That’s a pretty good letter: it comprehensively lays out the flaws in a complex piece of legislation that’s largely been ignored. In fact, it’s a very good letter indeed. There’s just one thing wrong with it: the letter was never sent.
Although Getty described the letter above as the final version, and stressed that it would not be subject to change, BAPLA immediately suggested that it could be “improved”, and offered to do so. The task was delegated to BAPLA CEO Simon Cliffe, who was charged with redrafting it in consultation with the other photographers’ representatives. This does not appear to have been a happy experience. Cliffe has described the process as “picking teeth”, while the other contributors accuse him of failing to answer questions and points raised, and ignoring alternative drafts to his own. Nonetheless by mid-March Cliffe felt able to declare “with Draft Five we have a draft that is final, finished and complete, with contributions from all”.
In fact some contributors were distinctly unhappy with Draft Five. EPUK in particular felt that BAPLA had seriously weakened Getty’s supposedly non-negotiable letter. However, aware that the DEB was heading to parliament within weeks, and eager to maintain unity, the various contributors agreed to Cliffe’s Draft Five.
At which point Cliffe disappeared, only to re-emerge a week later with a double whammy: the letter had been rewritten yet again – this time without consultation – and was to be published without further delay. Other contributors were enraged by Cliffe’s new final version, described as “nauseating and obsequious”. However before they could respond BAPLA published the letter in a press release, describing it as a joint statement from the UK photography industry.
It’s not yet clear why BAPLA felt the need to so comprehensively neuter Getty’s original proposal. It may have been simple fear: the UK’s Intellectual Property Office are known to have threatened to make things difficult for organisations that try to oppose the DEB. And some have speculated that BAPLA may see a role for themselves as one of the “collecting societies” that the DEB proposes under its Extended Collective Licensing scheme.
Whatever the reason for BAPLA’s behaviour, UK photographers aware of it are as furious at BAPLA as their US colleagues were at the ASMP’s orphan works capitulation. “We thought Getty were the US cavalry riding to the rescue,” comments one, “but they turned into BAPLA’s My Little Pony.

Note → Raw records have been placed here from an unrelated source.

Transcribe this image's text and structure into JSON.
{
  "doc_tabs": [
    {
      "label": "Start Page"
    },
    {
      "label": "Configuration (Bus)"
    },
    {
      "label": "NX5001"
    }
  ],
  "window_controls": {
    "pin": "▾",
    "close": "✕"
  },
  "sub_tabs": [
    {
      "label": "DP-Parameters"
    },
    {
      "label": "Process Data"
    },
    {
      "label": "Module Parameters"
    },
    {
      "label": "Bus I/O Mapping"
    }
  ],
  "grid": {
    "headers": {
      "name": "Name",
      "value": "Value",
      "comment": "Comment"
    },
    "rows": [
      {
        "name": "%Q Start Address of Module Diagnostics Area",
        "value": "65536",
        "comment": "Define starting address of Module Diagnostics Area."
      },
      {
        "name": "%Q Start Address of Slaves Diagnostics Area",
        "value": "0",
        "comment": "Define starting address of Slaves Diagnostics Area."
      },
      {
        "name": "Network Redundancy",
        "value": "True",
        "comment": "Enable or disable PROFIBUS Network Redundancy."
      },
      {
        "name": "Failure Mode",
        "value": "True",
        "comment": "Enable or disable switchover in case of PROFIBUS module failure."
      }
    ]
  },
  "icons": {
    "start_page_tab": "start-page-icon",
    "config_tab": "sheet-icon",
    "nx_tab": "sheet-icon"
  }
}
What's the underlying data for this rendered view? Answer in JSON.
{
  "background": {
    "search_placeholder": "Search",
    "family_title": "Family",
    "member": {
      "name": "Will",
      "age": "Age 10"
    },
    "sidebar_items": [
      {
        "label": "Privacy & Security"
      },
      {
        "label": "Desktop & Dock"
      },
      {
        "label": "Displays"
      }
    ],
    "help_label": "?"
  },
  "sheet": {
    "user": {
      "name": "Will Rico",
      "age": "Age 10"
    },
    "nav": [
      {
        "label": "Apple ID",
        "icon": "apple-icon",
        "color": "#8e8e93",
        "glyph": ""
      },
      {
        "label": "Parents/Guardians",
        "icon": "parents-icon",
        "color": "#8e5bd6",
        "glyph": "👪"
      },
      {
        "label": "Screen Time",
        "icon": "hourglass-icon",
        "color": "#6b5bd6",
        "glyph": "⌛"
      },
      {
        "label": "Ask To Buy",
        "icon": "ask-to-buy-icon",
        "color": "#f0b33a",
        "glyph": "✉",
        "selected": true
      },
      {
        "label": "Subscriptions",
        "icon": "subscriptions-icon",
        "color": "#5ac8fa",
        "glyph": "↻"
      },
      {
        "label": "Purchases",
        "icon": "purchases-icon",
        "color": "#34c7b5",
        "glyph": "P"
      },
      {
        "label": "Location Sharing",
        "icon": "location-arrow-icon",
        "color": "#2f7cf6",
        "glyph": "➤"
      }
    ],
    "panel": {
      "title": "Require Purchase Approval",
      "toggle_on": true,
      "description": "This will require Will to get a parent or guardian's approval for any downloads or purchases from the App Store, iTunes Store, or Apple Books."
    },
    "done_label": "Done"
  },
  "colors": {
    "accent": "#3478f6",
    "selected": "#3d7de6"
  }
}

The IPO will be pissing themselves laughing to have received an ultimatum that says ‘we aren’t happy but look forward to collaborating fully with your proposals for raping us’”.